The definition of stable is something steady that is not prone to change, someone who is level headed and who isn't subject to wild swings of emotion.adjective
- An example of stable is a product that has a steady and unchanging price.
- An example of stable is a person who has a good handle on her life and her emotions.
Stable is defined as a location where animals, especially horses, are housed.noun
An example of a stable is an area of a barn where horses live in their own individual stalls.YourDictionary definition and usage example. Copyright © 2013 by LoveToKnow Corp.
- not easily moved or thrown off balance; firm; steady
- not likely to break down, fall apart, or give way; fixed
- firm in character, purpose, or resolution; steadfast
- reliable, dependable
- not likely to change or be affected adversely; lasting; enduring
- emotionally steady; composed; self-possessed
- mentally sound; sane; rational
- capable of returning to equilibrium or original position after having been displaced
- Chem., Physics
- not readily decomposing or changing from one state of matter to another
- not undergoing spontaneous change
- Nuclear Physics incapable of radioactive decay
Origin: ME < OFr estable < L stabilis < stare, to stand
- stably adverb
- a building in which horses or cattle are sheltered and fed
- a group of animals kept or belonging in such a building
- all the racehorses belonging to one owner
- the people employed to take care of and train such a group of racehorses
- Informal all the athletes, writers, performers, etc. under one management, with one agent, etc.
Origin: ME < OFr estable < L stabulum < stare, to stand
Used by arrangement with John Wiley & Sons, Inc.
adjective sta·bler, sta·blest
- a. Resistant to change of position or condition; not easily moved or disturbed: a house built on stable ground; a stable platform.b. Not subject to sudden or extreme change or fluctuation: a stable economy; a stable currency.c. Maintaining equilibrium; self-restoring: a stable aircraft.
- Enduring or permanent: a stable peace.
- a. Consistently dependable; steadfast of purpose.b. Not subject to mental illness or irrationality: a stable personality.
- Physics Having no known mode of decay; indefinitely long-lived.

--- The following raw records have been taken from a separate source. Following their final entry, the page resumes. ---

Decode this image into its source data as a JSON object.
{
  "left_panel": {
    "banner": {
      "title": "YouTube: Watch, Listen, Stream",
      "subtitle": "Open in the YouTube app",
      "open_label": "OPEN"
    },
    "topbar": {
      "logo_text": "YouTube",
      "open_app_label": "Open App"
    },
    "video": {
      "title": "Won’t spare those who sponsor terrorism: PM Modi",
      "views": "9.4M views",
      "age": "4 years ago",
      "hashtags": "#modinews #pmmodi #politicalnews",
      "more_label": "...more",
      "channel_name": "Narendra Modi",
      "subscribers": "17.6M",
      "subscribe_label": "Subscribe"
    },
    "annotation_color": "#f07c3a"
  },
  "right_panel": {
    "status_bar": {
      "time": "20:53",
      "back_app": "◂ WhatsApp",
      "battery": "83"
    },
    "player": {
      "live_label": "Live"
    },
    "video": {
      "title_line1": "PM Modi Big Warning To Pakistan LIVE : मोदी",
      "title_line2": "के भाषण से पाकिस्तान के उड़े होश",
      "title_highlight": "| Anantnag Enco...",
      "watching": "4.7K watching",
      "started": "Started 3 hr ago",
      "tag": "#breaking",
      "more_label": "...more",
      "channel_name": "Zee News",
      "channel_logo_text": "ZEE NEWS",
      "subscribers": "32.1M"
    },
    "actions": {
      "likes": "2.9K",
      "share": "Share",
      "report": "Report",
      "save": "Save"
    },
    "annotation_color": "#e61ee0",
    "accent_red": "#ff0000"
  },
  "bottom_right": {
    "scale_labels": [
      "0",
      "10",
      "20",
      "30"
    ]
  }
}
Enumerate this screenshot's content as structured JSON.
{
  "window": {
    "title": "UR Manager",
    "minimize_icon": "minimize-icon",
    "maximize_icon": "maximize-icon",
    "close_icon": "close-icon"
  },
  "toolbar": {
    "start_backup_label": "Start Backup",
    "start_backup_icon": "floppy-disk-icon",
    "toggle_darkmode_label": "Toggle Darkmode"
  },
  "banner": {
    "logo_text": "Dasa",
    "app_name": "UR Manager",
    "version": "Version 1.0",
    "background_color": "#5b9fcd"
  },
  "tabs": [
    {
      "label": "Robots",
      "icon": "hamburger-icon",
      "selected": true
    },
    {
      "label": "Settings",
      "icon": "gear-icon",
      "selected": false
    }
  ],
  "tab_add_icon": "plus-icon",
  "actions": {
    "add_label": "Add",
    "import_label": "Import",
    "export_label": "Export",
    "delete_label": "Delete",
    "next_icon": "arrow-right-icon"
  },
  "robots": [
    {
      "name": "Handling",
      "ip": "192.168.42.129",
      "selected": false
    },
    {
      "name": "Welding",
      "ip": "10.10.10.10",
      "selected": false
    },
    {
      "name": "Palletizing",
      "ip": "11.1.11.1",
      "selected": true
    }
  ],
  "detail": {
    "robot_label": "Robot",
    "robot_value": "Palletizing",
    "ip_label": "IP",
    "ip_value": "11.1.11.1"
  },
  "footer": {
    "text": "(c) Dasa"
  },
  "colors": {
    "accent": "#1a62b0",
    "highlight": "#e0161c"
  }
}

Used of atomic particles.
- Chemistry Not easily decomposed or otherwise modified chemically.
Origin: Middle English, from Old French estable, from Latin stabilis; see stā- in Indo-European roots.
- staˈble·ness noun
- staˈbly adverb
- a. A building for the shelter and feeding of domestic animals, especially horses and cattle.b. A group of animals lodged in such a building.
- a. All the racehorses belonging to a single owner or racing establishment. See Synonyms at flock1.b. The personnel employed to keep and train such a group of racehorses.
- A group, as of athletes or entertainers, under common management: a stable of prizefighters.
Origin: Middle English, from Old French estable, from Latin stabulum, stable, standing place; see stā- in Indo-European roots.
stable - Medical Definition
- Resistant to change of position or condition.
- Not subject to mental illness or irrationality.
- Having no known mode of decay; indefinitely long-lived. Used of atomic particles.
- Not easily decomposed or otherwise modified chemically.
stable - Phrases/IdiomsThe American Heritage® Dictionary of Idioms by Christine Ammer. Copyright © 2003, 1997 by The Christine Ammer 1992 Trust. Published by Houghton Mifflin Harcourt Publishing Company. All rights reserved.
stable - Science Definition
- Not susceptible to a process of decay, such as radioactivity. For example, the most common isotope of carbon, carbon 12, is stable. Protons and photons are examples of stable subatomic particles. See more at decay.
- Relating to a chemical compound that does not easily decompose or change into other compounds. Water is an example of a stable compound.
- Relating to an atom or chemical element that is unlikely to share electrons with another atom or element.
- Not likely to change significantly or to deteriorate suddenly, as an individual's medical condition.
Copyright © 2010 by Houghton Mifflin Harcourt Publishing Company. Published by Houghton Mifflin Harcourt Publishing Company. All rights reserved.